:: Listed entries

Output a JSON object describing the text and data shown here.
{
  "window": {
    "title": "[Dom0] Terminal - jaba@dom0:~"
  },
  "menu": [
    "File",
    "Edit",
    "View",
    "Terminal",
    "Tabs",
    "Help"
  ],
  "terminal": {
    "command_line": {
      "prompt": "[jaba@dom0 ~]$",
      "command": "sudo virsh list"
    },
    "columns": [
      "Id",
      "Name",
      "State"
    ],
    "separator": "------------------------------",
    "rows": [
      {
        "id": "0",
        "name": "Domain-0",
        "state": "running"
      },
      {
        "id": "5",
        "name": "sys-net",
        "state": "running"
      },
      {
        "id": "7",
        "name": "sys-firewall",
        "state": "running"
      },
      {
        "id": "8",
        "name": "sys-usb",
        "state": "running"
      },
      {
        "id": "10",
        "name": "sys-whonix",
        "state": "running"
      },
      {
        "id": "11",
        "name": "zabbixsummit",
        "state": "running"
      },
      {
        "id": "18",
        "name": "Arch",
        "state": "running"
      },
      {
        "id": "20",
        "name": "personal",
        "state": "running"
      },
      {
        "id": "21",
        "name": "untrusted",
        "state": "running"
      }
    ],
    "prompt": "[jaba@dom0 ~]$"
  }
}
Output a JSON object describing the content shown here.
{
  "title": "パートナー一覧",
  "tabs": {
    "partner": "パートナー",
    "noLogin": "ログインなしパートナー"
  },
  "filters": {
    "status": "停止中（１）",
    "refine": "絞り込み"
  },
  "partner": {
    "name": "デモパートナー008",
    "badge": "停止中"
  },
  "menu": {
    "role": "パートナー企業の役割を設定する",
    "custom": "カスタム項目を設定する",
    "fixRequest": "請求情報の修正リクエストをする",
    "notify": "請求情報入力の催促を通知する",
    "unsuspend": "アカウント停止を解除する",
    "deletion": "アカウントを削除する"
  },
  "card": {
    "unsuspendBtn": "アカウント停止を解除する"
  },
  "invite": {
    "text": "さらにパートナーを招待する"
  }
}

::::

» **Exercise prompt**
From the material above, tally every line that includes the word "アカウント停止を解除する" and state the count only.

» **Task solution**
2